Xerox, National Geographic, Danone and many more implicated

Press release - 29 February, 2012
Jakarta, March 1, 2012 -- A year long Greenpeace investigation into the world's third largest pulp and paper producer, Asia Pulp & Paper (APP), has found that the company is systematically violating Indonesia's laws protecting ramin, an internationally protected tree species ( 1)

Throughout 2011, many visits were made to APP's Indah Kiat Perawang mill, Indonesia's largest pulp mill, where numerous ramin logs were identified, mixed in with other rainforest species waiting to be pulped. Samples were taken from 46 of these logs and were confirmed to be ramin by internationally recognised Institute of Wood Technology and Wood Biology, vTI, University of Hamburg, Germany .

"Greenpeace has caught Asia Pulp and Paper red-handed - this investigation shows its main pulp mill is regularly riddled with illegal ramin. This makes a mockery of their public claim to have a 'zero tolerance' for illegal timber," said Bustar Maitar, Head of the Forests Campaign for Greenpeace Indonesia.

Greenpeace mapping analysis shows that since the logging of ramin was banned in 2001, at least 180,000 hectares of Sumatran peat swamp forests have been cleared in concessions now controlled by APP - an area more than twice the size of New York City.

These forests are a critical habitat for ramin, as well as endangered species including the Sumatran tiger with only 400 remaining in the wild.

As part of the investigation, major companies have been implicated in APP's international rainforest scandal. Independent testing and supply chain research into paper products from companies including Xerox, National Geographic and Danone show that they contain Indonesian rainforest fibre.
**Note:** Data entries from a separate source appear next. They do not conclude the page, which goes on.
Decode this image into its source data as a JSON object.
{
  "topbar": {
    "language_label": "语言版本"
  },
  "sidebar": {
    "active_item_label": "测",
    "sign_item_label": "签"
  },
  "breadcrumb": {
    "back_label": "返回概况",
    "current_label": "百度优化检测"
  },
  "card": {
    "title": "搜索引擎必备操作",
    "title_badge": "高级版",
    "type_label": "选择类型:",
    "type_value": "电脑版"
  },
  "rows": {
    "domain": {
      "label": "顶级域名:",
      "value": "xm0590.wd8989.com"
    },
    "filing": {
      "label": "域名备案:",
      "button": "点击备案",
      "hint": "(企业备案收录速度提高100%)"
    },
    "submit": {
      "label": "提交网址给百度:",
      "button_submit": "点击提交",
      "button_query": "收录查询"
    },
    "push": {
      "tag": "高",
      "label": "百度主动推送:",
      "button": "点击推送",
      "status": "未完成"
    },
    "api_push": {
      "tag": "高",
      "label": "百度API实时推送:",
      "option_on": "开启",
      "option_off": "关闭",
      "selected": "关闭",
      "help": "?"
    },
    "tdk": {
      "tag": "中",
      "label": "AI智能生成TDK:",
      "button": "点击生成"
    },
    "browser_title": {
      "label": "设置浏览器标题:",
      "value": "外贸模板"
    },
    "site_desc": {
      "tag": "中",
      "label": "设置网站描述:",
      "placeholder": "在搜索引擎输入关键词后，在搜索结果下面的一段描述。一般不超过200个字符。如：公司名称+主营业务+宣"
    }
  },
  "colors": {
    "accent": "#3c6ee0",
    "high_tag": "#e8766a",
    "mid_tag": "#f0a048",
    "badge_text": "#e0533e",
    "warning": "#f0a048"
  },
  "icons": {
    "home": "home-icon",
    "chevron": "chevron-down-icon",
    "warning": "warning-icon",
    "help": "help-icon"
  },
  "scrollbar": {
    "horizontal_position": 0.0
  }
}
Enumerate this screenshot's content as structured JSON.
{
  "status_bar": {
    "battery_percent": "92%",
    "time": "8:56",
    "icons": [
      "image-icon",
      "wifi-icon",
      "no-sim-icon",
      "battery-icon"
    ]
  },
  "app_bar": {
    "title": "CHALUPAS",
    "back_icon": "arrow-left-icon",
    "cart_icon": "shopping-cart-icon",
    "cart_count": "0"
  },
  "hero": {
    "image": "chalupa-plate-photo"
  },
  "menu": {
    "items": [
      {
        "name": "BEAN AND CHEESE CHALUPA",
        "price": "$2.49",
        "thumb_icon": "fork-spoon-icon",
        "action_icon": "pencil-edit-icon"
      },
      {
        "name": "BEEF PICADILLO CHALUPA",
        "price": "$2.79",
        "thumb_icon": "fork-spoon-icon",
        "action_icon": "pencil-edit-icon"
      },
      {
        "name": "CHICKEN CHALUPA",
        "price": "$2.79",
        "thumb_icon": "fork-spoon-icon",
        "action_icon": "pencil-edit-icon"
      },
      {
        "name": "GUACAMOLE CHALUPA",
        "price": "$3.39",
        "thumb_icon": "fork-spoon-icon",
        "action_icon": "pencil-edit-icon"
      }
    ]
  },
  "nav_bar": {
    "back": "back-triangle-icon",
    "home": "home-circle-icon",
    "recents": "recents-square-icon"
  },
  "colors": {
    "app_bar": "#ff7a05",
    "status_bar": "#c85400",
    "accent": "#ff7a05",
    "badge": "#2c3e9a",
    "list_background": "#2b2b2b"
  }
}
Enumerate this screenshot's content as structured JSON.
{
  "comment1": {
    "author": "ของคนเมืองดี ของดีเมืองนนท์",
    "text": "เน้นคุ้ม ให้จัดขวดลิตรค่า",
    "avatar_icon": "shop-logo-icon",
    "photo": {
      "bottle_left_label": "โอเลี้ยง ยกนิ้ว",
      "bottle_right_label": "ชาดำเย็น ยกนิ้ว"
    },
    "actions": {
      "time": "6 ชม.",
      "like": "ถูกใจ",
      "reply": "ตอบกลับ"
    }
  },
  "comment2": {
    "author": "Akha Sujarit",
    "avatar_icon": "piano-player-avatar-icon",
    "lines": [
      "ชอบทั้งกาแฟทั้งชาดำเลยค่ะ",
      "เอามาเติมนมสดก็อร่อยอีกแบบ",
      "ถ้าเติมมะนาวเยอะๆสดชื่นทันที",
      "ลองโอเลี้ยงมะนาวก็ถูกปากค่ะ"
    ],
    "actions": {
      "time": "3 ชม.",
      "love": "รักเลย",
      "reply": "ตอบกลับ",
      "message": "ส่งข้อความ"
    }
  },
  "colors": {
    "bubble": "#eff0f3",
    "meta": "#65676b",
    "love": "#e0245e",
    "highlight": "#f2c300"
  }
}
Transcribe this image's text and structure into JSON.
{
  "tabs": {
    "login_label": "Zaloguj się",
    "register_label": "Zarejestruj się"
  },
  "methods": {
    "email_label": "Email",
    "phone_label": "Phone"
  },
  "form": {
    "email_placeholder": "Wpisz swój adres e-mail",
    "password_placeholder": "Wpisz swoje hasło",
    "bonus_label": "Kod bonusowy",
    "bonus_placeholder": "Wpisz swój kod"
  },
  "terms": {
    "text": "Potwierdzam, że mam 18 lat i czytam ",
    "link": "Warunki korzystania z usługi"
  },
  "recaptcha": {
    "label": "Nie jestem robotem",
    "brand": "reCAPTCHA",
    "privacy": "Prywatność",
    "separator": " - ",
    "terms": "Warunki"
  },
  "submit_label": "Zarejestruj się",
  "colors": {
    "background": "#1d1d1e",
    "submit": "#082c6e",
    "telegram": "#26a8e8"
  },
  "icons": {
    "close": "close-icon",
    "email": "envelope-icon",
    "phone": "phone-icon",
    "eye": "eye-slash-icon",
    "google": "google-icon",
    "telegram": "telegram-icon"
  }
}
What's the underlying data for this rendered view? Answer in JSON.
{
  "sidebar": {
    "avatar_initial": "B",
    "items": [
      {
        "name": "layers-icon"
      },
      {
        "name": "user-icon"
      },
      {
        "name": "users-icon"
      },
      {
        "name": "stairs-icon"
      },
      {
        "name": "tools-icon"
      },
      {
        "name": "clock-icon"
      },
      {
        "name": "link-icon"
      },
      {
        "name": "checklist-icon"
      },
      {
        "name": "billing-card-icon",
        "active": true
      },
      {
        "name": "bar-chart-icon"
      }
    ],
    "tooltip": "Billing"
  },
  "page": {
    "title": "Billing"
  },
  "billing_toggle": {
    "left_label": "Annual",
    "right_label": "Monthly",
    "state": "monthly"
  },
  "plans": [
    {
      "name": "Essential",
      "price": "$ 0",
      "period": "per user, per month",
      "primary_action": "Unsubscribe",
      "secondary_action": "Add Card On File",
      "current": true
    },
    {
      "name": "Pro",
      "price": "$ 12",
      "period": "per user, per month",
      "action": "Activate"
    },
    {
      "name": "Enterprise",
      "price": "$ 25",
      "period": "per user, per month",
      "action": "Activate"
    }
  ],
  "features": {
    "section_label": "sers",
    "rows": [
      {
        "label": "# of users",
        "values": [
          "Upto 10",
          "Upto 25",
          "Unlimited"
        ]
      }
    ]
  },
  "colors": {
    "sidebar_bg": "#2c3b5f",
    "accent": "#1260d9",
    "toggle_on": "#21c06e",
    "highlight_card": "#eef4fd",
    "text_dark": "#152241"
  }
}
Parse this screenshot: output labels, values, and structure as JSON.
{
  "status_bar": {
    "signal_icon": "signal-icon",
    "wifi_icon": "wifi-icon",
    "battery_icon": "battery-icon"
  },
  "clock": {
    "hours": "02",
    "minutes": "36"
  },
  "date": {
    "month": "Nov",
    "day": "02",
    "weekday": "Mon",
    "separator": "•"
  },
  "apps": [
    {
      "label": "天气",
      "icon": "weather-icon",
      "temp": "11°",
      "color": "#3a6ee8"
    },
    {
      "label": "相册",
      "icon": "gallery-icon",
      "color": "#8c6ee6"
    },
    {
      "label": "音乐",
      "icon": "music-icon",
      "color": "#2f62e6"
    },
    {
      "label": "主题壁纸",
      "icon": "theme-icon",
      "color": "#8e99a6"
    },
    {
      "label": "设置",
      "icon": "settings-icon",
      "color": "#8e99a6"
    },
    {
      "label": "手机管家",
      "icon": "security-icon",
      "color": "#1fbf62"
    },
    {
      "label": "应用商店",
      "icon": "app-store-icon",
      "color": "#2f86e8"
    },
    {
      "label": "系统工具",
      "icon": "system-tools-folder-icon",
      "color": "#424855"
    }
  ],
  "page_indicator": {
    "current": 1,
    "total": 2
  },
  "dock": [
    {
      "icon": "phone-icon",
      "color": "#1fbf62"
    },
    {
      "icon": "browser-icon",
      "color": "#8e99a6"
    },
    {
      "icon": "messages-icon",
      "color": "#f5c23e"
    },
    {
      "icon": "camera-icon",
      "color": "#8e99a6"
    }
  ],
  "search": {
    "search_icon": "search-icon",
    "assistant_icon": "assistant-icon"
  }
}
These products were manufactured using paper from by APP mills supplied from by Indah Kiat Perawang, the same mill implicated in APP's illegal ramin scandal.

Maitar continued: "APP is undermining the rule of law in Indonesia. Greenpeace is calling on the Government to immediately seize all illegal ramin in APP's operations in Indonesia. The evidence has been provided to authorities to assist in their efforts to improve governance in the forest sector. Any company buying from APP should distance themselves from this illegal rainforest scandal and stop buying from them until they clean up their act."

Greenpeace supports a ban on further clearance of peat swamp forests, as proposed in an official report on ramin protection by the Indonesian government department that is responsible for protecting ramin. APP's sister company, the palm oil company GAR, is already implementing a policy to end deforestation, including ending peat swamp forest clearance.

The evidence that has been compiled by Greenpeace has been handed to the Ministry of Forestry and will also be passed to the police in Indonesia.


Greenpeace is an independent global campaigning organisation that acts to change attitudes and behaviour, to protect and conserve the environment and to promote peace.

Notes to Editors

(1) Convention on International Trade in Endangered Species of Wild Fauna and Flora CITES

Companies including Kraft, Nestle, Adidas, Staples and Mattel have already suspended all purchases from APP and are implementing policies to avoid deforestation in their supply chains.

 The Summary Report and the independent scientific results from tests on ramin logs: www.greenpeace.org/international/raminsummary

Full findings and Video footage of the investigation can be found here www.greenpeace.org/ramintrail


Bustar Maitar, Head of the Forests Campaign for Greenpeace Indonesia. +6281344666135 Hikmat Suriatanwijaya , Greenpeace Indonesia Communications + 628111805394

Natalia Truchi, Greenpeace International Communications : +31 6 24940977

Greenpeace International Press Desk Hotline: +31 20 718 2470

Maarten Van Rouveroy Greenpeace International Video Desk, +31 6 46197322

John Novis, Greenpeace International Photo Desk, + 31 6 29 001152